#### Description of the task
Your task is to print all of the data word for word.

#### Data
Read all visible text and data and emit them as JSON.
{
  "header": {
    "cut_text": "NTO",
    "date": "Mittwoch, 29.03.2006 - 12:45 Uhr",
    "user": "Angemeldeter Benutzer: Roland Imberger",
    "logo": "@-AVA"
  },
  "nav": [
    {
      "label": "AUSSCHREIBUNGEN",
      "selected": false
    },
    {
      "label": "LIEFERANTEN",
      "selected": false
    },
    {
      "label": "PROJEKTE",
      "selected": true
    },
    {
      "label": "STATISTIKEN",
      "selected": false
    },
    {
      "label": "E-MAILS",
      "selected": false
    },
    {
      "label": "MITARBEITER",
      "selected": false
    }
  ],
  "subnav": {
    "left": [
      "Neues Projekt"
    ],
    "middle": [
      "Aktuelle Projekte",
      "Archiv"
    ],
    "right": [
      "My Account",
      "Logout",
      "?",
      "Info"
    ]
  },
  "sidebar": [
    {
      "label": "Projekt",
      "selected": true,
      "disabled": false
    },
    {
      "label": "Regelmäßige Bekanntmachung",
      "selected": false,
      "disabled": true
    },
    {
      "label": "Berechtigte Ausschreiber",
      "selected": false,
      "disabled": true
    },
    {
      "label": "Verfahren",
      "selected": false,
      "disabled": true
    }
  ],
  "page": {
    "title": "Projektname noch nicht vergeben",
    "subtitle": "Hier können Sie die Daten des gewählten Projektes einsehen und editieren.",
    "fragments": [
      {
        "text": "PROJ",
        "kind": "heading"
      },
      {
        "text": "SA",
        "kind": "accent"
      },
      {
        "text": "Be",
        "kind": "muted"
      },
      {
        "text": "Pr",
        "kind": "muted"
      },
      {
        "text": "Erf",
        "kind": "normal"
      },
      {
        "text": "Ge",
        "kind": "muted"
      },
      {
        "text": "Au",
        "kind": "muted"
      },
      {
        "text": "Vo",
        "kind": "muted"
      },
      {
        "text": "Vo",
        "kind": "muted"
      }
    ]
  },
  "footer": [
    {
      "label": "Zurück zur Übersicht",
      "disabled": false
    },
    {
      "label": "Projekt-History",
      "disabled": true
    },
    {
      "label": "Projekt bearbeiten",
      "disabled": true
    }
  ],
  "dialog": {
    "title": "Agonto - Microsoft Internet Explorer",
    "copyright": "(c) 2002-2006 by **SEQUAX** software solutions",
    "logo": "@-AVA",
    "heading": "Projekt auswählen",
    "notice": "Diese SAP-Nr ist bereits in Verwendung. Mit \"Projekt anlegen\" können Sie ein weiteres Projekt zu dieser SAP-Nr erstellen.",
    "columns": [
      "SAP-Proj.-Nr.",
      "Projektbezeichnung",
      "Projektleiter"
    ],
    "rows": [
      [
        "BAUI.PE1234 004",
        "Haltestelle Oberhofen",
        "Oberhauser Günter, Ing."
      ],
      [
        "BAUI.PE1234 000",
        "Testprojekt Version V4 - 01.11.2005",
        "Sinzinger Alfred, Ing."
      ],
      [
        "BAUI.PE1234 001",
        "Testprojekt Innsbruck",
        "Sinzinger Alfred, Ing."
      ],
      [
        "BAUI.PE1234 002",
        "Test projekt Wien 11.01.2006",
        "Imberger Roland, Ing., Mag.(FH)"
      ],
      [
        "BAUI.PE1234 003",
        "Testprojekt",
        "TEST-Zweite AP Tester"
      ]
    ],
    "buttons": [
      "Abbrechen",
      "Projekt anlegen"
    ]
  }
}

#### Task answer
Read all visible text and data and emit them as JSON.
{
  "header": {
    "cut_text": "NTO",
    "date": "Mittwoch, 29.03.2006 - 12:45 Uhr",
    "user": "Angemeldeter Benutzer: Roland Imberger",
    "logo": "@-AVA"
  },
  "nav": [
    {
      "label": "AUSSCHREIBUNGEN",
      "selected": false
    },
    {
      "label": "LIEFERANTEN",
      "selected": false
    },
    {
      "label": "PROJEKTE",
      "selected": true
    },
    {
      "label": "STATISTIKEN",
      "selected": false
    },
    {
      "label": "E-MAILS",
      "selected": false
    },
    {
      "label": "MITARBEITER",
      "selected": false
    }
  ],
  "subnav": {
    "left": [
      "Neues Projekt"
    ],
    "middle": [
      "Aktuelle Projekte",
      "Archiv"
    ],
    "right": [
      "My Account",
      "Logout",
      "?",
      "Info"
    ]
  },
  "sidebar": [
    {
      "label": "Projekt",
      "selected": true,
      "disabled": false
    },
    {
      "label": "Regelmäßige Bekanntmachung",
      "selected": false,
      "disabled": true
    },
    {
      "label": "Berechtigte Ausschreiber",
      "selected": false,
      "disabled": true
    },
    {
      "label": "Verfahren",
      "selected": false,
      "disabled": true
    }
  ],
  "page": {
    "title": "Projektname noch nicht vergeben",
    "subtitle": "Hier können Sie die Daten des gewählten Projektes einsehen und editieren.",
    "fragments": [
      {
        "text": "PROJ",
        "kind": "heading"
      },
      {
        "text": "SA",
        "kind": "accent"
      },
      {
        "text": "Be",
        "kind": "muted"
      },
      {
        "text": "Pr",
        "kind": "muted"
      },
      {
        "text": "Erf",
        "kind": "normal"
      },
      {
        "text": "Ge",
        "kind": "muted"
      },
      {
        "text": "Au",
        "kind": "muted"
      },
      {
        "text": "Vo",
        "kind": "muted"
      },
      {
        "text": "Vo",
        "kind": "muted"
      }
    ]
  },
  "footer": [
    {
      "label": "Zurück zur Übersicht",
      "disabled": false
    },
    {
      "label": "Projekt-History",
      "disabled": true
    },
    {
      "label": "Projekt bearbeiten",
      "disabled": true
    }
  ],
  "dialog": {
    "title": "Agonto - Microsoft Internet Explorer",
    "copyright": "(c) 2002-2006 by **SEQUAX** software solutions",
    "logo": "@-AVA",
    "heading": "Projekt auswählen",
    "notice": "Diese SAP-Nr ist bereits in Verwendung. Mit \"Projekt anlegen\" können Sie ein weiteres Projekt zu dieser SAP-Nr erstellen.",
    "columns": [
      "SAP-Proj.-Nr.",
      "Projektbezeichnung",
      "Projektleiter"
    ],
    "rows": [
      [
        "BAUI.PE1234 004",
        "Haltestelle Oberhofen",
        "Oberhauser Günter, Ing."
      ],
      [
        "BAUI.PE1234 000",
        "Testprojekt Version V4 - 01.11.2005",
        "Sinzinger Alfred, Ing."
      ],
      [
        "BAUI.PE1234 001",
        "Testprojekt Innsbruck",
        "Sinzinger Alfred, Ing."
      ],
      [
        "BAUI.PE1234 002",
        "Test projekt Wien 11.01.2006",
        "Imberger Roland, Ing., Mag.(FH)"
      ],
      [
        "BAUI.PE1234 003",
        "Testprojekt",
        "TEST-Zweite AP Tester"
      ]
    ],
    "buttons": [
      "Abbrechen",
      "Projekt anlegen"
    ]
  }
}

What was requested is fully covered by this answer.